The Cambridge Handbook of Communication Disorders examines the full range of developmental and acquired communication disorders and provides the most up-to-date and comprehensive guide to the epidemiology, aetiology and clinical features of these disorders.
This book is concerned with the relationship between semantics and surface
structure and in particular with the way in which each is mapped into the
other. Jim Miller argues that semantic and syntactic structure require
different representations and that semantic structure is far more complex
than many analysts realise. He argues further that semantic structure
should be based on notions of location and movement. The need for a
semantic component of greater complexity is demonstrated by an examination
of prepositions, particles, adverbs and verb-prefixes, and is shown to
accord with cross-language and historical facts. The volume goes on to
consider the sort of rules that are required to map semantic structures
onto syntax. Semantics and Syntax tackles fundamental issues and draws
together many of the key concepts of traditional grammar and formal
linguistics. The general framework for handling syntax, semantics and

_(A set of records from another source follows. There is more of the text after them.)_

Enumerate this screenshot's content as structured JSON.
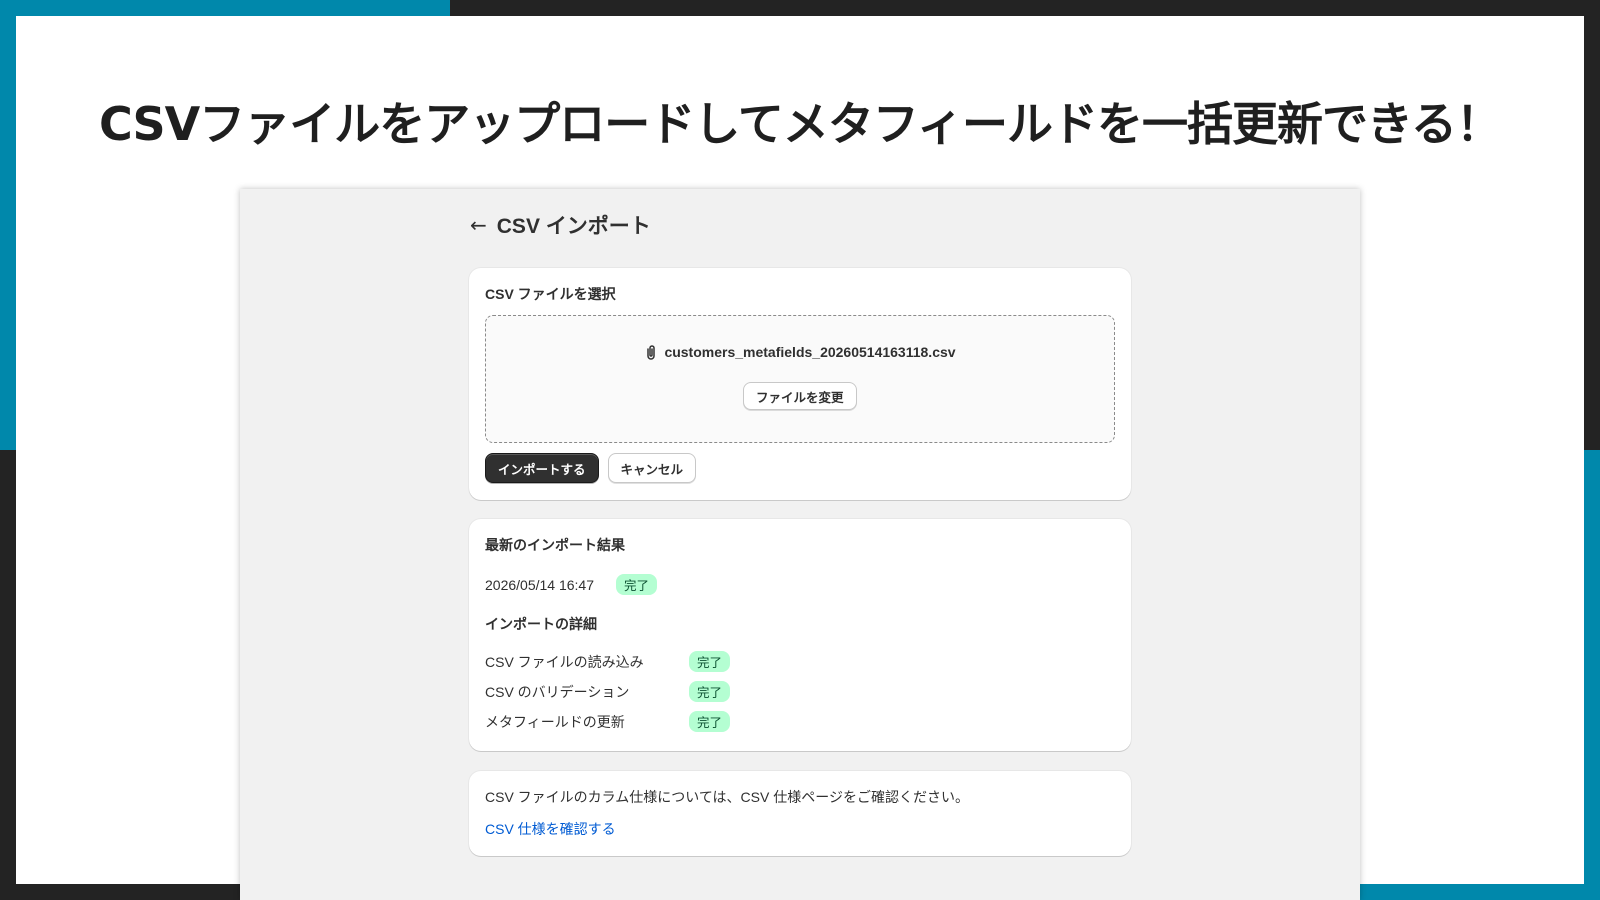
{
  "headline": "CSVファイルをアップロードしてメタフィールドを一括更新できる！",
  "colors": {
    "accent": "#0088ab",
    "frame": "#232323",
    "badge_bg": "#b4fed2",
    "link": "#005bd3"
  },
  "header": {
    "back_icon": "arrow-left-icon",
    "title": "CSV インポート"
  },
  "upload_card": {
    "title": "CSV ファイルを選択",
    "file_icon": "paperclip-icon",
    "file_name": "customers_metafields_20260514163118.csv",
    "change_file_label": "ファイルを変更",
    "import_label": "インポートする",
    "cancel_label": "キャンセル"
  },
  "result_card": {
    "title": "最新のインポート結果",
    "timestamp": "2026/05/14 16:47",
    "status": "完了",
    "details_title": "インポートの詳細",
    "steps": [
      {
        "label": "CSV ファイルの読み込み",
        "status": "完了"
      },
      {
        "label": "CSV のバリデーション",
        "status": "完了"
      },
      {
        "label": "メタフィールドの更新",
        "status": "完了"
      }
    ]
  },
  "spec_card": {
    "text": "CSV ファイルのカラム仕様については、CSV 仕様ページをご確認ください。",
    "link_label": "CSV 仕様を確認する"
  }
}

morphology that it outlines is perhaps a controversial one, but it will be
recognized as challenging and original.